But software to convince homeownership can buyers create wide range.
The Shawnee neighbor hood in Louisville, Ky., try a paradox: The homes include inexpensive, but they is tough to buy. The prices are very lower that many banking companies and lenders won’t bother writing mortgages on their behalf.
That has been the challenge dealing with Christopher T. Smith as he moved returning to Shawnee, an usually black colored city along side Kansas lake, in which their mother nevertheless lives in the house in which he grew up.
The guy with his girlfriend, Gloria, decided not to anticipate to pick in an area where homes tend to be more typically scooped right up by speculators who are able to pay in finances. “We are checking to lease,” said Mr. Smith, who works as a hospital housekeeper and a part-time gardener.
But the specialist who was simply revealing them renting mentioned that a local credit union have begun supplying alleged small-dollar mortgage loans — loans of below $100,000 which are not financially rewarding enough for most lenders in order to make.
The Smiths qualified and shut on the $86,000 homes in October. “There’s nothing beats possessing your own house,” Mr. Smith said. “If I want to painting it, i will.”
Small-dollar mortgages open a path to homeownership for people who if not is shut out, specially Ebony and Hispanic individuals. However they are perhaps not common among loan providers. Last year, mortgages for $100,000 or less accounted for just 10 percent of loans used to buy a single-family home or a condominium in the United States, according to Attom Data, a housing data company. That display is actually all the way down from 17 % in 2014.

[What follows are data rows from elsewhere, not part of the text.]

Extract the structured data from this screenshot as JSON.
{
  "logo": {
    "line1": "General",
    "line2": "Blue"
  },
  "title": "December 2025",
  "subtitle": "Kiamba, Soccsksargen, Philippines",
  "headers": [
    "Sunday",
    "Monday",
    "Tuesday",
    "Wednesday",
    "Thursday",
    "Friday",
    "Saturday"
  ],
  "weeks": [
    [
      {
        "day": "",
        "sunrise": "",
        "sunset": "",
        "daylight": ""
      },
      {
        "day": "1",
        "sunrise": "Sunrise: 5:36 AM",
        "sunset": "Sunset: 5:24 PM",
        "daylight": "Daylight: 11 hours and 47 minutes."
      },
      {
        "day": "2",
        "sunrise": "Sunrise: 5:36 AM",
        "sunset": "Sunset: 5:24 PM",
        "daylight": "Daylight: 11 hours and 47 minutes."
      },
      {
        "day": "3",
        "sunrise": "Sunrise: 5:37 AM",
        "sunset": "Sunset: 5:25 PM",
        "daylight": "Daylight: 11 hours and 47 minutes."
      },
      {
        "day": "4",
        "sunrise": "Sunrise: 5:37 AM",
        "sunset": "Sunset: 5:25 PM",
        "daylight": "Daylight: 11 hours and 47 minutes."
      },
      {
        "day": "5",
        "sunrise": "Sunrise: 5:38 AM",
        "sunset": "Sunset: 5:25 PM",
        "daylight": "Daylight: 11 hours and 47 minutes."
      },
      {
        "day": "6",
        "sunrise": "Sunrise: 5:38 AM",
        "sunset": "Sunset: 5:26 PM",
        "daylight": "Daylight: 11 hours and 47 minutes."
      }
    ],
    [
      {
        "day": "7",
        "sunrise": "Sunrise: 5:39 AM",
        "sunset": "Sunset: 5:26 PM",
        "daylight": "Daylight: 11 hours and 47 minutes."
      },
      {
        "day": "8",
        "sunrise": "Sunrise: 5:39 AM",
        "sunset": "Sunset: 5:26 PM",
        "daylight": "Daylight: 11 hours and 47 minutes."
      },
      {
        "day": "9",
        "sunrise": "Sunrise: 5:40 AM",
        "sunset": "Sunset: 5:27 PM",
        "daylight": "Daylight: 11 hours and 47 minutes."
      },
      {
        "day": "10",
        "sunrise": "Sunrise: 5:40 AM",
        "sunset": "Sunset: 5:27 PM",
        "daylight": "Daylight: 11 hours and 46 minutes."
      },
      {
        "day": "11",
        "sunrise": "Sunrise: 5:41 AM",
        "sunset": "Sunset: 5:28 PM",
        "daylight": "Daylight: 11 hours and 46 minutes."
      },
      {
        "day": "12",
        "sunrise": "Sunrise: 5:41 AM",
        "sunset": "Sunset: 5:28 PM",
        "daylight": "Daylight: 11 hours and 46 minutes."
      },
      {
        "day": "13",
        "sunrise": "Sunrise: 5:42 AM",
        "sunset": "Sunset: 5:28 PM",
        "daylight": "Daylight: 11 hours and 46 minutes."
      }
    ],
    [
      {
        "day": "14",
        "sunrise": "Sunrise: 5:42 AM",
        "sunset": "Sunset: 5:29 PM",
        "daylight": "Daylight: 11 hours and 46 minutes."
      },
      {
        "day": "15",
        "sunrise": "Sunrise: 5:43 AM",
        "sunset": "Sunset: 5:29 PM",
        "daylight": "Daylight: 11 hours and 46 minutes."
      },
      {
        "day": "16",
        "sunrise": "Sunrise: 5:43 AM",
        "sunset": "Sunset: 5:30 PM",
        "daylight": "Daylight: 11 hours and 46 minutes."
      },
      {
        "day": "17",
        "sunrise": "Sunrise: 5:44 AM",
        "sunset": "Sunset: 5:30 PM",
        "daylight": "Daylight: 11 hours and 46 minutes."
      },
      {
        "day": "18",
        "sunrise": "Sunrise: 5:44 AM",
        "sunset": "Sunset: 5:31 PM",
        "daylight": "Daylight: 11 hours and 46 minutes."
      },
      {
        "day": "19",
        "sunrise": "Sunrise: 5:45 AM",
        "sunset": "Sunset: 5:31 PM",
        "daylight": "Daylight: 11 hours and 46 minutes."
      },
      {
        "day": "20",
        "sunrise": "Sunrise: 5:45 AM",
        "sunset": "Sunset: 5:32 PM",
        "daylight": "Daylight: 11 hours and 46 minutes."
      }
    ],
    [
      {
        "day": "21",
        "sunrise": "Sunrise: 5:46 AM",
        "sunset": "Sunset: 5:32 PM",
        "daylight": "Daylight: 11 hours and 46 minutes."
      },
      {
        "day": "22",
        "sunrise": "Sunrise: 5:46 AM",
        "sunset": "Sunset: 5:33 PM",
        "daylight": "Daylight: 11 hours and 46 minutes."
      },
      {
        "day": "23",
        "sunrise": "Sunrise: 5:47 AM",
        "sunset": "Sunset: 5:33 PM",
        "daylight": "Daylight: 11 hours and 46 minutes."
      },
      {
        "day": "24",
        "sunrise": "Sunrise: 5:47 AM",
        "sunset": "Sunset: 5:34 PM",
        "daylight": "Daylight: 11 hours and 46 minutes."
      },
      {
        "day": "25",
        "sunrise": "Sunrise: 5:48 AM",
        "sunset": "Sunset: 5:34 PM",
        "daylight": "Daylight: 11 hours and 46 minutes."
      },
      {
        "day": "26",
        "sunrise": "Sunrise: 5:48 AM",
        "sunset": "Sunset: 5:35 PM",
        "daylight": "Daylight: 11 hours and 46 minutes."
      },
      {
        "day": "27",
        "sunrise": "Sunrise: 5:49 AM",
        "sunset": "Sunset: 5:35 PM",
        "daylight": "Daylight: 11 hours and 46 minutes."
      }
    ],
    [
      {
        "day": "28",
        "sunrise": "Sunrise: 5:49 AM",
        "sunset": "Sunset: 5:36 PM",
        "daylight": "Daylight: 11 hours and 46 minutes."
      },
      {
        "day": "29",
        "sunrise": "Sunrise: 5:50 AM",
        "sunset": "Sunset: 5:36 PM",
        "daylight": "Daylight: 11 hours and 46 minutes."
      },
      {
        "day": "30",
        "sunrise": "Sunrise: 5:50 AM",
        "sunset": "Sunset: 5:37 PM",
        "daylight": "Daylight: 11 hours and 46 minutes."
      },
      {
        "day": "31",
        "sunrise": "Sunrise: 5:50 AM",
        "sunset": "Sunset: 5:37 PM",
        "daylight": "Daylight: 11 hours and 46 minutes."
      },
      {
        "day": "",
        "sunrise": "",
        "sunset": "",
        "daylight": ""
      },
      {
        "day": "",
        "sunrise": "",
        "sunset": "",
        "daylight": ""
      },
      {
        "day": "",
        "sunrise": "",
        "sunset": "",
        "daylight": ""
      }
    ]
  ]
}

A new program in Louisville — the MicroMortgage industry task, which officially began fourteen days ago — is attempting to greatly help various other potential customers like the Smiths. Its aim would be to being a demonstration task that may be replicated in other locations in which moderate properties become ample nevertheless the mortgage loans purchase them are an issue.
Tamika Jackson, the true property broker whom helped the Smiths purchase their residence with a small-dollar financial, has already been lining-up prospective customers for all the brand-new program, and is getting coordinated by the city Institute, an Arizona think-tank.
“The banks don’t believe it is really worth their particular while to help make these financing,” she stated, incorporating that we now have “a countless individuals who are having to pay book who’d want to be home owners.”
Homeownership is actually an essential part of a family group’s capability to create wide range: a property may be the biggest investment for some American households, and advantages it could gain over decades is stolen during pension or kept to the next generation. Although show of Black homes that run properties has actually just inched upward throughout the last 50 years, in addition to continuing homeownership gap is just one of the significant reasons the web really worth of white people much goes beyond that Black people.
“We want to assist individuals who have the hardest energy acquiring access to homeownership,” mentioned Alanna McCargo, vice-president for property loans rules at the metropolitan Institute. “There providesn’t been any type of mandate through the federal government for banks doing small-dollar credit.”
Comparable software are created or explored in other places. In Detroit, in which there had been slightly below 1,700 mortgages into the entire area last year, approximately half were small-dollar mortgages, according to Attom facts. Certain attempts to encourage lending there have come from a number of applications targeted at promoting low-priced funding for novice homebuyers and also funds to correct upwards dilapidated home.
Plus in November, national financial regulators together with government Reserve lender of Chicago sponsored a forum in South Bend, Ind., to explore methods to spur considerably small-dollar mortgage credit under the Community Reinvestment operate.
The MicroMortgage Marketplace program — nevertheless in its infancy, with just three candidates, nothing of who has however bought a house — has been in the work since this past year. But it’s taking place mainly in an urban area where dilemmas of racial equality are front and center following the death of Breonna Taylor, a 26-year-old dark er professional in Louisville who was simply shot and slain of the authorities in March. Ms. Taylor’s killing has-been invoked by protesters across nation who possess obtained to show against authorities brutality and requirements wider personal improvement.
Ms. McCargo, with the metropolitan Institute, stated she did not believe that banking companies comprise intentionally avoiding producing mortgage loans to Ebony people. But she said the forums hit hardest are “historically redlined forums” with a high density of Ebony or Hispanic consumers.
Ms. McCargo is talking about the unlawful and notorious practise for which finance companies received lines about mainly Black forums to denote spots in which they will not generate mortgages. Today, finance companies cannot render financial loans in poorer forums because payday loans North Dakota small-dollar mortgages require exactly the same investigation as larger mortgage loans.